After 20 years as a librarian and another 20 as a park ranger, Bob Audretsch has combined elements of both to embark on his third career - as an author, with his first manuscript due in August.
Audretsch retired on Jan. 29 from the park where he landed his first paying job with NPS and spent the bulk of his Park Service career. His admiration for the ranger profession started when he was around 10, when his family left his native Detroit to visit western parks in their pop-up trailer, and never really left him, he said.
But while studying at Wayne State University in Michigan, entry-level Park Service jobs eluded him.
"I thought from age 10 on that being a park ranger was cool," he said. "They knew about everything in the wilderness. But I could not get a summer job at NPS."
Guided by his other loves, for history and books, he ended up with a bachelors degree in history and a masters degree in library science.
After nearly 20 years as a librarian, he decided it was time to pursue his real dream. His first position with the Park Service was in 1987-88 as a volunteer at Chaco National Historical Park in New Mexico.
He landed his first paid position as a summer seasonal here in 1988. After that, he took a permanent position with Independence National Historical Park in Pennsylvania for a year, returning to work at Desert View in 1990. He has been here ever since.
His relationship with Grand Canyon started long before his career. It was woven into his family's history, claiming the life of an uncle on the Bright Angel Trail in February of 1939.
"I wondered how such a beautiful place could be responsible for death," he said. He came close to finding out during his first Canyon hike in July of 1977, when he went from the North Rim to the river and back in 24 hours.
"Although I was in excellent physical shape I was not used to the extreme dryness," he said. "While ascending the North Kaibab Trail in mid-afternoon I imagined three little green men calling me to follow them off the trail. Realizing I was hallucinating, and in order to occupy my mind, I began to count my steps and imagining numbers being written on a blackboard. I arrived at the rim safely having counted to over the number 7,000."

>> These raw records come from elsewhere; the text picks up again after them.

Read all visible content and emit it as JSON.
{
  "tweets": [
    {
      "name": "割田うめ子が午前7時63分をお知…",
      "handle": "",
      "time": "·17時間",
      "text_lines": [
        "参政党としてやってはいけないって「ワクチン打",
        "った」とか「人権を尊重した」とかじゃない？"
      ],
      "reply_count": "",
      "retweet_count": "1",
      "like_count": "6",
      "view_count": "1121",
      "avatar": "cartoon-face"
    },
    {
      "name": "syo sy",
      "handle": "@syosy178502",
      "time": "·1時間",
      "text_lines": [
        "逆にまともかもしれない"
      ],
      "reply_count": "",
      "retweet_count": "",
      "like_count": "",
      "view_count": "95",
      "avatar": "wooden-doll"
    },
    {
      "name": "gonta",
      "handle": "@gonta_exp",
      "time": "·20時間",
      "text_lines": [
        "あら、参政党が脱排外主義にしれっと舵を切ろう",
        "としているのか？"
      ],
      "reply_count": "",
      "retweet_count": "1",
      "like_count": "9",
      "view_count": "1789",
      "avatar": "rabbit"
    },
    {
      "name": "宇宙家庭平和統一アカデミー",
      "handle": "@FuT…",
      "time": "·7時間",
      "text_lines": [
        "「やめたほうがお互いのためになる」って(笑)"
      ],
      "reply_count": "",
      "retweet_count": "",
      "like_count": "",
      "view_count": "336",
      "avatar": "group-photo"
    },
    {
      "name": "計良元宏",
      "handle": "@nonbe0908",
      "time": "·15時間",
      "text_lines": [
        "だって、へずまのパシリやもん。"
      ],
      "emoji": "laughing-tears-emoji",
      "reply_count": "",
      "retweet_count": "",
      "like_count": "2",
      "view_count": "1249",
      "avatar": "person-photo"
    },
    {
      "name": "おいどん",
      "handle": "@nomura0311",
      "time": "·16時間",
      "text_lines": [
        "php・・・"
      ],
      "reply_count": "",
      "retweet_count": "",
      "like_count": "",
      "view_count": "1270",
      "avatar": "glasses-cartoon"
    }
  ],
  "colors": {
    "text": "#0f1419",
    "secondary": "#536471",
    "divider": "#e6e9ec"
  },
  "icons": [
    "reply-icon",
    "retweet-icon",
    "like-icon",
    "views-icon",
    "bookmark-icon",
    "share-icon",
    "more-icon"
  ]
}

Those steps were the first adding up to more than 9,800 miles below the Rim, spent not only hiking and backpacking but also running in preparation for ultra-marathons. He completed his first rim-to-rim-to-rim (41.6 miles) in fall of 1992 with a time of 13:13:42 (the record is 7:51:23). Over the next several years until slowed by injuries in 1997, he did six more, running four and hiking two, and ran to the river and back more than 100 times with a best time of three hours, 21 minutes.
He also ran a 44-mile route from the South Bass Trail through "the jewels" - side canyons named Turquoise, Agate, Ruby, Sapphire and Topaz - a route he had hiked in 1981 over the course of eight days, covering it this time in 19 hours and 22 minutes.
A voracious adventurer, he's also summited more than 200 mountains, including three quarters of Colorado's highest 100 peaks and run in more than 90 ultra-marathons.
While he said he will miss telling visitors about the Canyon, he will still continue to tell its story.
A Civilian Conser-vation Corps exhibit that he helped develop for Kolb Studio is opening in Phoenix next week. He has since signed a contract with Grand Canyon Association to write a book on the history of the CCC at Grand Canyon with the manuscript due in August. After that book, he plans one on how Grand Canyon has inspired literature. It has its roots in interpretive programs on the Canyon and the arts that he started about five years ago.
He will make his home in Flagstaff with his wife Masha, and stepdaughter Karina.